"This project is the research internship project of Dr. Gail Huckins, our zoological medicine intern," said David Eshar, associate professor in companion exotic pets, wildlife and zoo animal medicine. "The zoo veterinarian is Dr. Trenton Shrader, 2015 K-State College of Veterinary Medicine graduate and director of medicine and conservation projects. Also assisting us were three College of Veterinary Medicine students: Carolyn Mark, Kallie Woodruff and Elizabeth Loos; and Veterinary Health Center staff member Sarah Ostrom."

Eshar said the project received funding through the 2018 MCAT grant.

The study is looking at the impact of different anesthetic protocols on mole rats, Eshar said.

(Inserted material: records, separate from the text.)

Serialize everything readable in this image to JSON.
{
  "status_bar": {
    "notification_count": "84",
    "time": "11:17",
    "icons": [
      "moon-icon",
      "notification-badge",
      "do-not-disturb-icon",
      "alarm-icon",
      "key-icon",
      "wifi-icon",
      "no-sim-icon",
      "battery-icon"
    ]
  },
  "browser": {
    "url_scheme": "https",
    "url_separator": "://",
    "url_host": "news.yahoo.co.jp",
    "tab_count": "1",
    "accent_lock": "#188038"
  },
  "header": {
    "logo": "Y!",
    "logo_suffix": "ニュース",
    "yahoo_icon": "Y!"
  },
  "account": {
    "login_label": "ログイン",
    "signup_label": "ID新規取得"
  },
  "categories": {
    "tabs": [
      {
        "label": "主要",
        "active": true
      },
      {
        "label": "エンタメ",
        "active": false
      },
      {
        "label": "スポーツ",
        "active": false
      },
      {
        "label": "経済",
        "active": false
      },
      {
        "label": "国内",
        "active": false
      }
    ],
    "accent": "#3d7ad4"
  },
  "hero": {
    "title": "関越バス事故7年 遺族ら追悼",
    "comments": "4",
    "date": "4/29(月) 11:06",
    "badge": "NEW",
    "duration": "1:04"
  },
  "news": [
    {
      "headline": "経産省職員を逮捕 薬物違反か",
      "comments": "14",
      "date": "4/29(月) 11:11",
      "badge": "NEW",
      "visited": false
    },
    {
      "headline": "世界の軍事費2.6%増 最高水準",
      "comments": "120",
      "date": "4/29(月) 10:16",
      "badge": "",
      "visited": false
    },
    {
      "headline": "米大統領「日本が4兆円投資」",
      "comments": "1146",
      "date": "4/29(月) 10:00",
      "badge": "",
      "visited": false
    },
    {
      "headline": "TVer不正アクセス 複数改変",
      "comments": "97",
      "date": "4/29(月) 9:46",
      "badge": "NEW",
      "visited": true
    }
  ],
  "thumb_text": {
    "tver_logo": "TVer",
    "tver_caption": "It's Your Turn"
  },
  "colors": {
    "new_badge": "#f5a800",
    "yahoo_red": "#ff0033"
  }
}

According to Eshar, naked mole rats are members of the family Bathyergidae and are subterranean rodents native to sub-Saharan Africa. Their body weights are usually 30-60 grams. The mole rats have developed several physiological adaptations to survive in their hypoxic and hypercapnic burrow environment, including a decreased basal metabolic rate, increased hematocrit and hemoglobin with increased oxygen affinity.

Previous studies have shown the evolutionary adaptations of naked mole rats have made them research models for a variety of behaviors and conditions, including aging research, because of their status as the longest-living rodent species, cancer resistance studies given their rare likelihood of cancer development, and hypoxia resistance. They also are used in behavioral studies as they are the only eusocial mammal species.

"The collaboration with the Lincoln Zoo let us work with a kept group of naked mole rats that are undergoing their annual health evaluations," Eshar said. "This provides an advantageous opportunity to perform the study, eliminating the need for a separate operational setup, and minimizing animal use and related costs. The novel data from this study will enhance the clinical knowledge of this animal species thus, contributing to the reputation and showing the professional commitment of K-State in promoting the growth of exotic mammal medicine knowledge.

"As a zoological medicine specialist, I am constantly seeking opportunities to expand my clinical experience in nontraditional species," Eshar said. "Generating novel data in a new species is a major goal and based on previous experience performing similar studies in other species. It is also greatly appreciated by peers and colleagues, and accepted for conference presentations and publications."

Eshar said that mentoring house officers and students is another important goal, as well as promoting their professional development.

"This study will involve our current zoological medicine intern, Dr. Gail Huckins, who is a 2017 graduate from Cornell University," Eshar said. "Dr. Huckins completed a small animal medicine and surgery rotating internship at the Animal Medical Center in New York City in June 2018 before joining K-State. This work will improve her clinical skills, promote her development as a researcher, and offer conference presentation and publication opportunities that will also support her application for a competitive residency program."